* **DIRECTIONS FOR THIS TASK**: Gather every line in the records below that contains the word "cost".

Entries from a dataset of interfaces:
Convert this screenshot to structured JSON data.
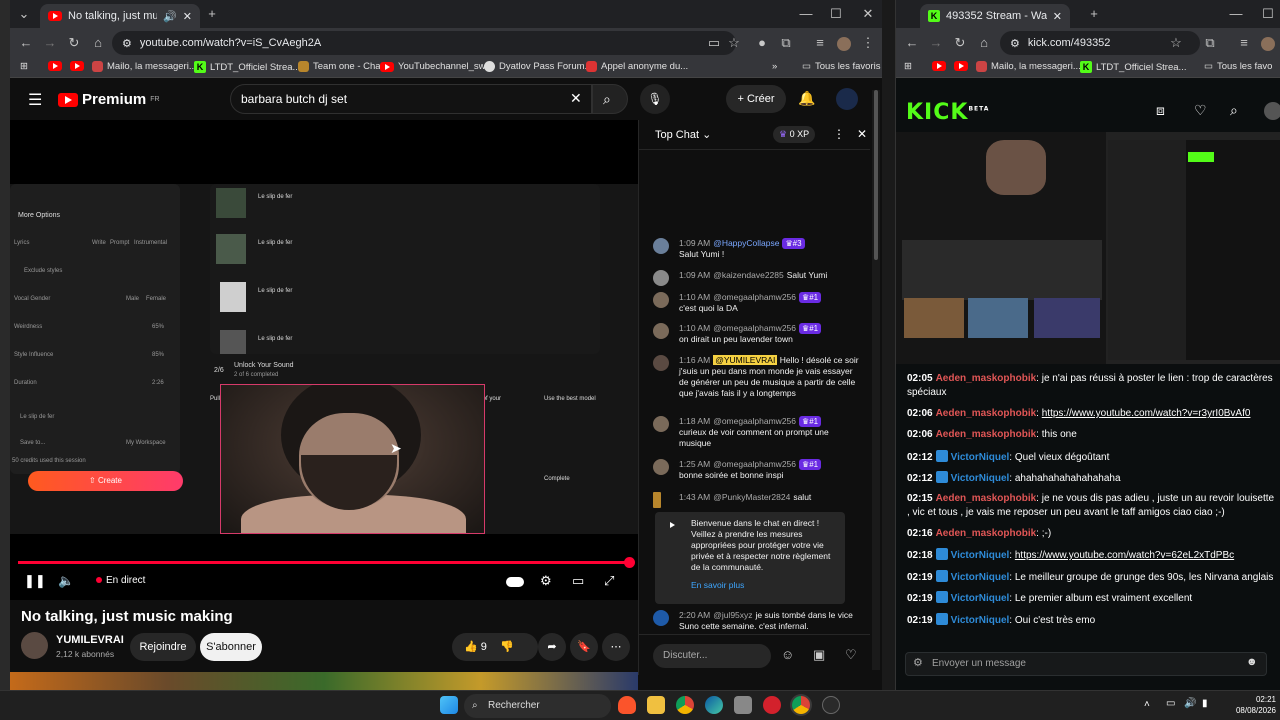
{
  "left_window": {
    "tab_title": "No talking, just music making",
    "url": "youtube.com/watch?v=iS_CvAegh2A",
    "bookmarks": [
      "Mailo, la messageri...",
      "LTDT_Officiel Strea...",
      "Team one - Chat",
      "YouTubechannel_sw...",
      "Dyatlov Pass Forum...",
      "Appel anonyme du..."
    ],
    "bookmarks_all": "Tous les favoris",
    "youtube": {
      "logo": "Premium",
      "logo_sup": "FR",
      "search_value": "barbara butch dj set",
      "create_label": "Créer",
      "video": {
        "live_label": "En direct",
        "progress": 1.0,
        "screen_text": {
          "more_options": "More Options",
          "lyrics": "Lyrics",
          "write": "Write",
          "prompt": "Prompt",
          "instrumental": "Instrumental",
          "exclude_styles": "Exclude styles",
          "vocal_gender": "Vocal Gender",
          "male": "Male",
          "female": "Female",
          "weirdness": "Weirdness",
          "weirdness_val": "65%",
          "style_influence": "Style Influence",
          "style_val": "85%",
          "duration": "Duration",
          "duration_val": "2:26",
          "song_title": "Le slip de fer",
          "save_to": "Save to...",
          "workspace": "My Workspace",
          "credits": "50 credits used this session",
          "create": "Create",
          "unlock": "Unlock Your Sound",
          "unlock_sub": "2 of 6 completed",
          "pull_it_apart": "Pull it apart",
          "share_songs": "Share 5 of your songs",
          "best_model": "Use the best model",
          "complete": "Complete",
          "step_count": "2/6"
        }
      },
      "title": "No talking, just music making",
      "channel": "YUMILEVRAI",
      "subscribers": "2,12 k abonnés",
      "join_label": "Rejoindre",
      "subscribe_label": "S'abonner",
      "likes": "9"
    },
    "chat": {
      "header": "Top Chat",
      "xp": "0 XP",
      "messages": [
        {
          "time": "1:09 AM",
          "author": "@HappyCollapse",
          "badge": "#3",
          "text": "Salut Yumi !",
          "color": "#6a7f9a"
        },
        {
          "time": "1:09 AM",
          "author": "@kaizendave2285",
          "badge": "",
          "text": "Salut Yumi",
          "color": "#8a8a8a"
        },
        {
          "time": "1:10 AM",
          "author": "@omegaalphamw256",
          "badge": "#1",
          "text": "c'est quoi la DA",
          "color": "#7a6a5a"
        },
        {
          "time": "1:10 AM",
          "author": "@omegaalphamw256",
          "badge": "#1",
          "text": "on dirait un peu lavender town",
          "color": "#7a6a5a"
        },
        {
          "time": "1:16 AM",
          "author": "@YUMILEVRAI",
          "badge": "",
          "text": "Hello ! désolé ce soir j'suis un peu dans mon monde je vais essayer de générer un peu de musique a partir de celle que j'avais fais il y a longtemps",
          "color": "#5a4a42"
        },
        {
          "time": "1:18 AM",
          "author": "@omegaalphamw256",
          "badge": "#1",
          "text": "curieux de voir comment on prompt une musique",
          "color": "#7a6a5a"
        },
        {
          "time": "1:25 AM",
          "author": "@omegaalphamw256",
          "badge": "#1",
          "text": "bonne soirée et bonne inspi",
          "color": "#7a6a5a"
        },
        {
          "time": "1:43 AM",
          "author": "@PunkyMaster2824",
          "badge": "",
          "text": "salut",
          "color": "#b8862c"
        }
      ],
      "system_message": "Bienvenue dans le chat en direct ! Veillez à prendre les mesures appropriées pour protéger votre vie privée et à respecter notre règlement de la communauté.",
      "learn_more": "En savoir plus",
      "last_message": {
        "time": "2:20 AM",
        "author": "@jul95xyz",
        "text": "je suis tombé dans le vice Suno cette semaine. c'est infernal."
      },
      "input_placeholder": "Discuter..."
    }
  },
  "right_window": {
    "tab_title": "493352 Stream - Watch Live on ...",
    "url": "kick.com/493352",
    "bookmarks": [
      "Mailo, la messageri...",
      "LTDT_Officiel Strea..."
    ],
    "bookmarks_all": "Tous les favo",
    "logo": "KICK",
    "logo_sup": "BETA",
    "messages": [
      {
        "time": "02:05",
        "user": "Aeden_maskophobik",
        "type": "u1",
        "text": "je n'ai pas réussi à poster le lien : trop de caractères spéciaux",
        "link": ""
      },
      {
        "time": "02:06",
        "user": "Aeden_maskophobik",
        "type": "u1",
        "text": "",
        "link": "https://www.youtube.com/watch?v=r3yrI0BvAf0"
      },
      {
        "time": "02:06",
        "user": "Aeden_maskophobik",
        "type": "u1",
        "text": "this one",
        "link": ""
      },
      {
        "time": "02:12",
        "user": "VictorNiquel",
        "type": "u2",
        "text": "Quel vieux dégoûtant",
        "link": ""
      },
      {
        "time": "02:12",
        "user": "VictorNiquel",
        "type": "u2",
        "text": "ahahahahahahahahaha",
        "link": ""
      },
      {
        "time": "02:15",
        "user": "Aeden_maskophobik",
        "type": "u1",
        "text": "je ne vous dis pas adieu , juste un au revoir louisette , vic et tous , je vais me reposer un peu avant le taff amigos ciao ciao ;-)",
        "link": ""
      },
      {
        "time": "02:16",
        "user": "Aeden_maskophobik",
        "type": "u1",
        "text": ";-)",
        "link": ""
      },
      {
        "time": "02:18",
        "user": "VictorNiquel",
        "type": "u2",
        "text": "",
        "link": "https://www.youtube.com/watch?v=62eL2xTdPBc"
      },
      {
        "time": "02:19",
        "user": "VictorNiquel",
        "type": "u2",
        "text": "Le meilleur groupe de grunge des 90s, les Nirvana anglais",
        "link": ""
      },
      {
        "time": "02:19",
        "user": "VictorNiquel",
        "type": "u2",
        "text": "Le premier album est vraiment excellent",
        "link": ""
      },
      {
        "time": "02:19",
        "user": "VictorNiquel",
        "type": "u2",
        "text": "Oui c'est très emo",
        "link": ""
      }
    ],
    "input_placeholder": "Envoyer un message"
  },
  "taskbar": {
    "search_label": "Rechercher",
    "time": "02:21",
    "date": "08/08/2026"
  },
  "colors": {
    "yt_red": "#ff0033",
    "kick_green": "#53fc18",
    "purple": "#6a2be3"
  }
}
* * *
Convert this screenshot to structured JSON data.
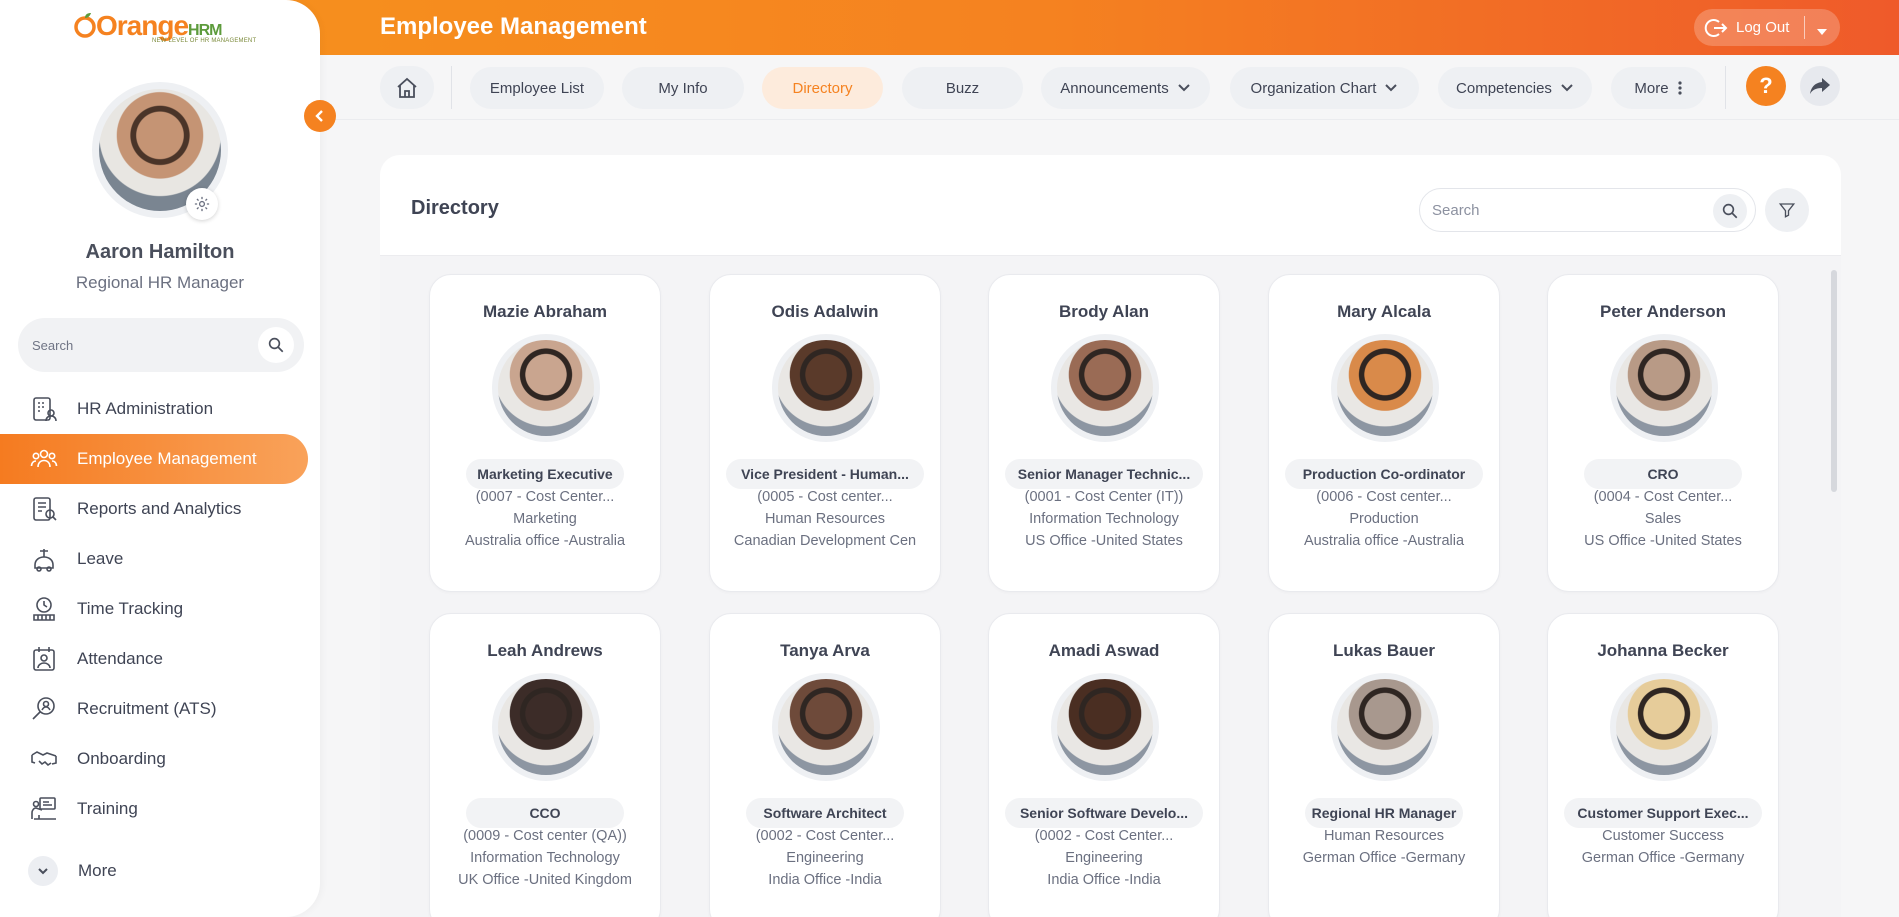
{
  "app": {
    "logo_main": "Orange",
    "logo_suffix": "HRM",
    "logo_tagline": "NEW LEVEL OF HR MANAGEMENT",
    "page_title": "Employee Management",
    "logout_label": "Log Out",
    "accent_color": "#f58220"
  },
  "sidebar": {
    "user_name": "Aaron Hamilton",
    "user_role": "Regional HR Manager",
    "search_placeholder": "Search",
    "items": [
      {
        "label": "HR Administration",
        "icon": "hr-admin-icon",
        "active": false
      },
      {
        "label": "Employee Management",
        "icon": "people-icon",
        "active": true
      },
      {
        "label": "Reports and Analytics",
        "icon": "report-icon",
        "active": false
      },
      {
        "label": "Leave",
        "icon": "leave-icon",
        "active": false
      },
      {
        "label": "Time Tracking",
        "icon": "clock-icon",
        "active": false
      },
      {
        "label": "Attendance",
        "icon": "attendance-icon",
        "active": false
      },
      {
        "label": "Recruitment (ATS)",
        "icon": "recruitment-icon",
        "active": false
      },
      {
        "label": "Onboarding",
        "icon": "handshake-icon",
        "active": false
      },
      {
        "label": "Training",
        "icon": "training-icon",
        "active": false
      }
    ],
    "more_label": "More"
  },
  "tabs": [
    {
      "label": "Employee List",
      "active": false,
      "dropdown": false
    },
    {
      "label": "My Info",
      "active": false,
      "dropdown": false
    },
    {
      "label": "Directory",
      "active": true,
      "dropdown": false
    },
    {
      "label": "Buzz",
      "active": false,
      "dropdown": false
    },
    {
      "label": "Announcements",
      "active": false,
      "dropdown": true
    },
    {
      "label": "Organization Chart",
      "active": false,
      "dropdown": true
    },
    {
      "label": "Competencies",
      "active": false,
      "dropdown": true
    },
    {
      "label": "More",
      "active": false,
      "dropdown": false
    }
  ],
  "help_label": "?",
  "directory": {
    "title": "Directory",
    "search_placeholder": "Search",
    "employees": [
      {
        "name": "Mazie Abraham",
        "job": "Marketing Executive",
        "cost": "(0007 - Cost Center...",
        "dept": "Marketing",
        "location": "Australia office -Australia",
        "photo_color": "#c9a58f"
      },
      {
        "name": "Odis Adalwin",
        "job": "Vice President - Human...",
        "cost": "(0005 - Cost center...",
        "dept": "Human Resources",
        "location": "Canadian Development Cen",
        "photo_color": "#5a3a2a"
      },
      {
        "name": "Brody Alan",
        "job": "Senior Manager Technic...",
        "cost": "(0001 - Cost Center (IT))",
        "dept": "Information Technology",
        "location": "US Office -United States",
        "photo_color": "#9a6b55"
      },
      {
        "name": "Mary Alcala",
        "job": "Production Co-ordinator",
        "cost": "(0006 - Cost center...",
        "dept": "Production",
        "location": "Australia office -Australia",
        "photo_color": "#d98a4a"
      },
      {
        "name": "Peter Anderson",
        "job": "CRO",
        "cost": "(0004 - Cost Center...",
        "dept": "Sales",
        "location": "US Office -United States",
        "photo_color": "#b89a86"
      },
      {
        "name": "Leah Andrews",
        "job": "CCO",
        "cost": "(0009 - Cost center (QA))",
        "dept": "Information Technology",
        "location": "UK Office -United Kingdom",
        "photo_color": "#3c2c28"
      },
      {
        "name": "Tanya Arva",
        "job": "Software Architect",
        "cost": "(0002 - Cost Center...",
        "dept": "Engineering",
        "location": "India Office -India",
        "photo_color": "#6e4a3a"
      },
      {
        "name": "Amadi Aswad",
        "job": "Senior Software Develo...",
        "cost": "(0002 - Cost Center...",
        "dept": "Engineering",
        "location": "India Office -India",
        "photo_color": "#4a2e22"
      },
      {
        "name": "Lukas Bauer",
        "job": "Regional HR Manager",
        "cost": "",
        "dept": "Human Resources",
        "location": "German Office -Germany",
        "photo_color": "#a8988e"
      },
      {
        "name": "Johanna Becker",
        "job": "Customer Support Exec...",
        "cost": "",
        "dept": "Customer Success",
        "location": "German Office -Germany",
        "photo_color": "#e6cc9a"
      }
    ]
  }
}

* **SOLUTION**:
        "cost": "(0007 - Cost Center...",
        "cost": "(0005 - Cost center...",
        "cost": "(0001 - Cost Center (IT))",
        "cost": "(0006 - Cost center...",
        "cost": "(0004 - Cost Center...",
        "cost": "(0009 - Cost center (QA))",
        "cost": "(0002 - Cost Center...",
        "cost": "(0002 - Cost Center...",
        "cost": "",
        "cost": "",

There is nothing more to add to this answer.